[ENTRIES SHOWN]
------------

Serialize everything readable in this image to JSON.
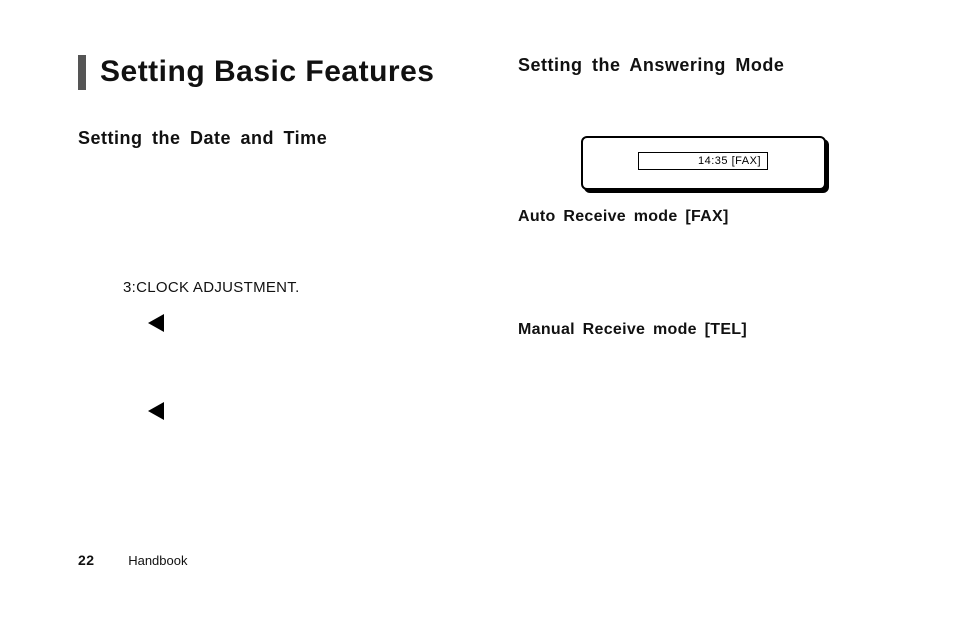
{
  "chapter_title": "Setting Basic Features",
  "left": {
    "section_title": "Setting the Date and Time",
    "clock_label": "3:CLOCK ADJUSTMENT."
  },
  "right": {
    "section_title": "Setting the Answering Mode",
    "display_text": "14:35 [FAX]",
    "auto_mode": "Auto Receive mode [FAX]",
    "manual_mode": "Manual Receive mode [TEL]"
  },
  "footer": {
    "page_number": "22",
    "label": "Handbook"
  }
}
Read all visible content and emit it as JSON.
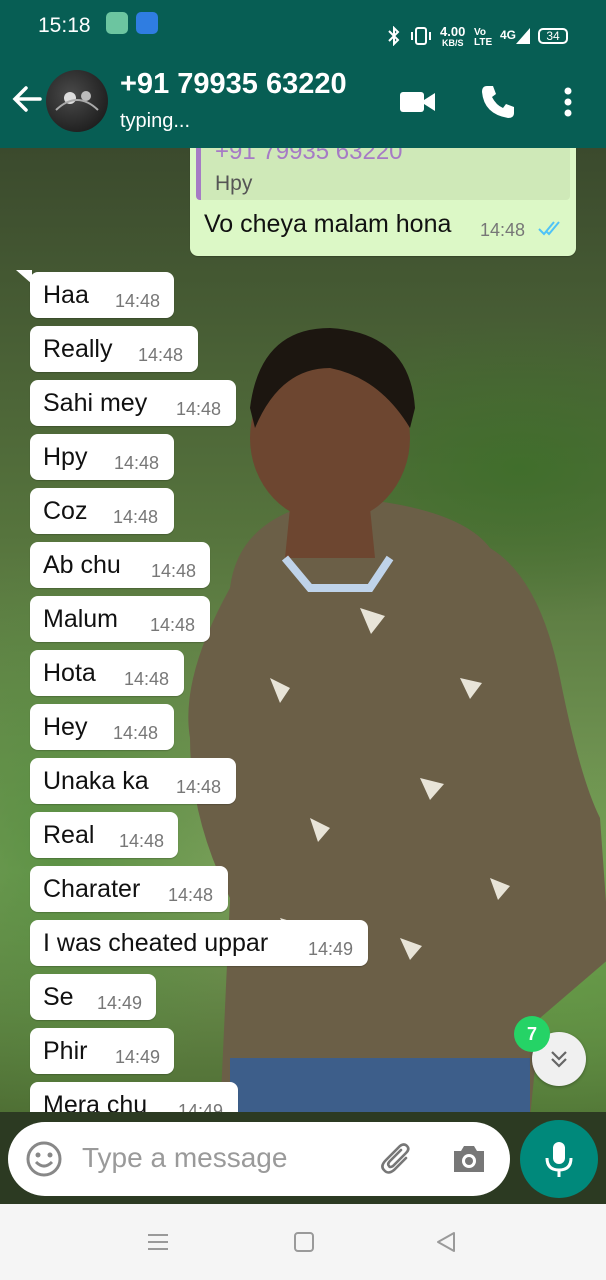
{
  "status_bar": {
    "time": "15:18",
    "network_speed": "4.00",
    "network_unit": "KB/S",
    "volte": "Vo LTE",
    "signal": "4G",
    "battery": "34"
  },
  "header": {
    "contact_name": "+91 79935 63220",
    "status": "typing..."
  },
  "outgoing_message": {
    "quoted_sender": "+91 79935 63220",
    "quoted_text": "Hpy",
    "text": "Vo cheya malam hona",
    "time": "14:48",
    "read_status": "read"
  },
  "messages": [
    {
      "text": "Haa",
      "time": "14:48"
    },
    {
      "text": "Really",
      "time": "14:48"
    },
    {
      "text": "Sahi mey",
      "time": "14:48"
    },
    {
      "text": "Hpy",
      "time": "14:48"
    },
    {
      "text": "Coz",
      "time": "14:48"
    },
    {
      "text": "Ab chu",
      "time": "14:48"
    },
    {
      "text": "Malum",
      "time": "14:48"
    },
    {
      "text": "Hota",
      "time": "14:48"
    },
    {
      "text": "Hey",
      "time": "14:48"
    },
    {
      "text": "Unaka ka",
      "time": "14:48"
    },
    {
      "text": "Real",
      "time": "14:48"
    },
    {
      "text": "Charater",
      "time": "14:48"
    },
    {
      "text": "I was cheated uppar",
      "time": "14:49"
    },
    {
      "text": "Se",
      "time": "14:49"
    },
    {
      "text": "Phir",
      "time": "14:49"
    },
    {
      "text": "Mera chu",
      "time": "14:49"
    }
  ],
  "unread_count": "7",
  "composer": {
    "placeholder": "Type a message"
  },
  "colors": {
    "header": "#075e54",
    "outgoing_bubble": "#dcf8c6",
    "incoming_bubble": "#ffffff",
    "mic_button": "#00897b",
    "unread_badge": "#25d366",
    "read_ticks": "#4fc3f7"
  },
  "icons": {
    "back": "arrow-left-icon",
    "video": "video-call-icon",
    "call": "phone-icon",
    "menu": "more-vertical-icon",
    "emoji": "emoji-icon",
    "attach": "paperclip-icon",
    "camera": "camera-icon",
    "mic": "microphone-icon",
    "scroll": "double-chevron-down-icon"
  }
}
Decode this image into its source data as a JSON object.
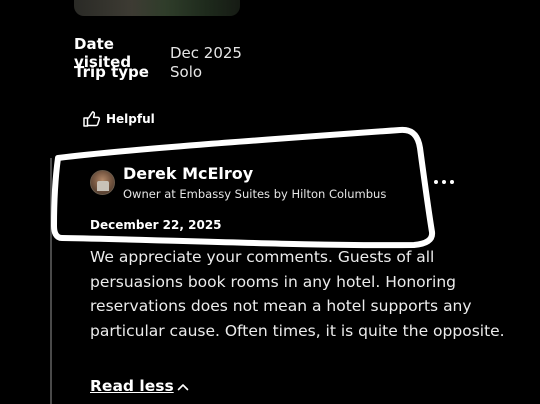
{
  "visit": {
    "date_label": "Date visited",
    "date_value": "Dec 2025",
    "trip_label": "Trip type",
    "trip_value": "Solo"
  },
  "actions": {
    "helpful_label": "Helpful",
    "helpful_icon": "thumbs-up-icon",
    "more_icon": "more-horizontal-icon"
  },
  "reply": {
    "owner_name": "Derek McElroy",
    "owner_role": "Owner at Embassy Suites by Hilton Columbus",
    "date": "December 22, 2025",
    "body": "We appreciate your comments. Guests of all persuasions book rooms in any hotel. Honoring reservations does not mean a hotel supports any particular cause. Often times, it is quite the opposite.",
    "read_less_label": "Read less",
    "read_less_icon": "chevron-up-icon"
  },
  "colors": {
    "background": "#000000",
    "text": "#ffffff",
    "highlight_outline": "#ffffff"
  }
}
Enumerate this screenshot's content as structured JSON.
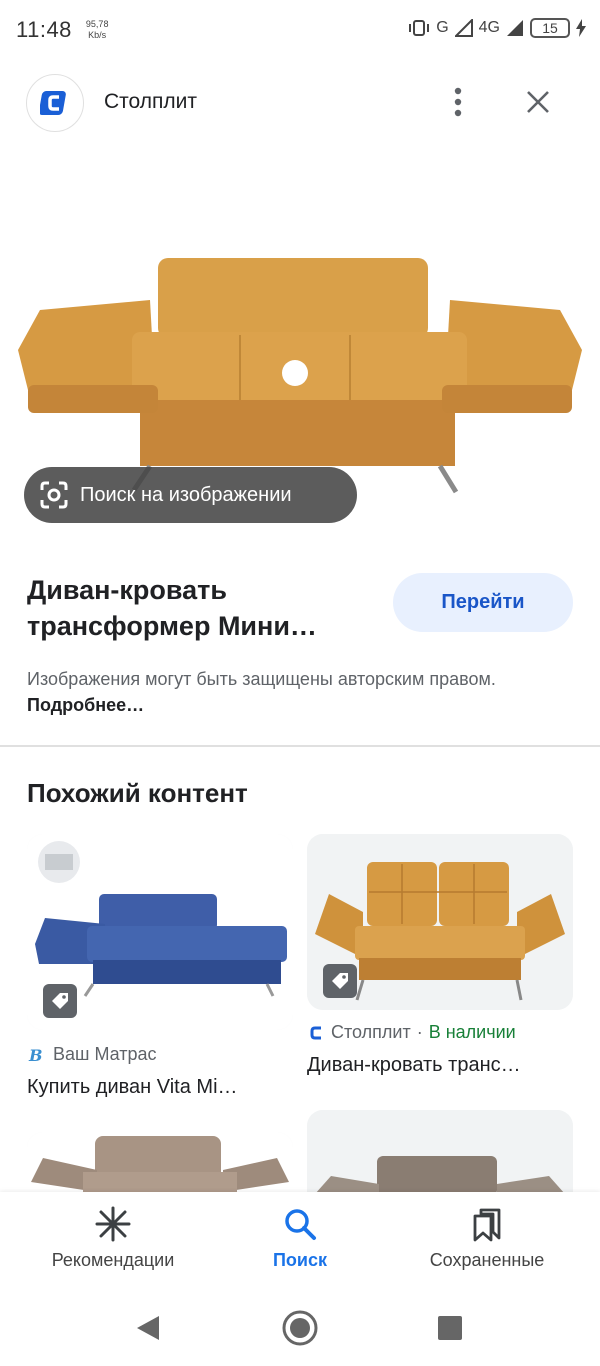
{
  "status_bar": {
    "time": "11:48",
    "speed_value": "95,78",
    "speed_unit": "Kb/s",
    "network_g": "G",
    "network_4g": "4G",
    "battery": "15"
  },
  "header": {
    "site_name": "Столплит",
    "logo_icon": "stolplit-logo",
    "more_icon": "more-vert-icon",
    "close_icon": "close-icon"
  },
  "main": {
    "lens_label": "Поиск на изображении",
    "title": "Диван-кровать трансформер Мини…",
    "go_button": "Перейти",
    "copyright_text": "Изображения могут быть защищены авторским правом.",
    "copyright_more": "Подробнее…"
  },
  "similar": {
    "heading": "Похожий контент",
    "cards": [
      {
        "source": "Ваш Матрас",
        "availability": "",
        "title": "Купить диван Vita Mi…"
      },
      {
        "source": "Столплит",
        "availability": "В наличии",
        "title": "Диван-кровать транс…"
      }
    ]
  },
  "bottom_nav": {
    "items": [
      {
        "label": "Рекомендации",
        "icon": "asterisk-icon"
      },
      {
        "label": "Поиск",
        "icon": "search-icon"
      },
      {
        "label": "Сохраненные",
        "icon": "bookmarks-icon"
      }
    ]
  },
  "colors": {
    "accent": "#1a73e8",
    "go_button_bg": "#e8f0fe",
    "available": "#188038",
    "sofa_orange": "#d69a43",
    "sofa_blue": "#3d5ea8"
  }
}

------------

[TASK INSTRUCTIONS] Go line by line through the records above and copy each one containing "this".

[OUTPUT]
Serialize everything readable in this image to JSON.
Decode this image into its source data as a JSON object.
Enumerate this screenshot's content as structured JSON.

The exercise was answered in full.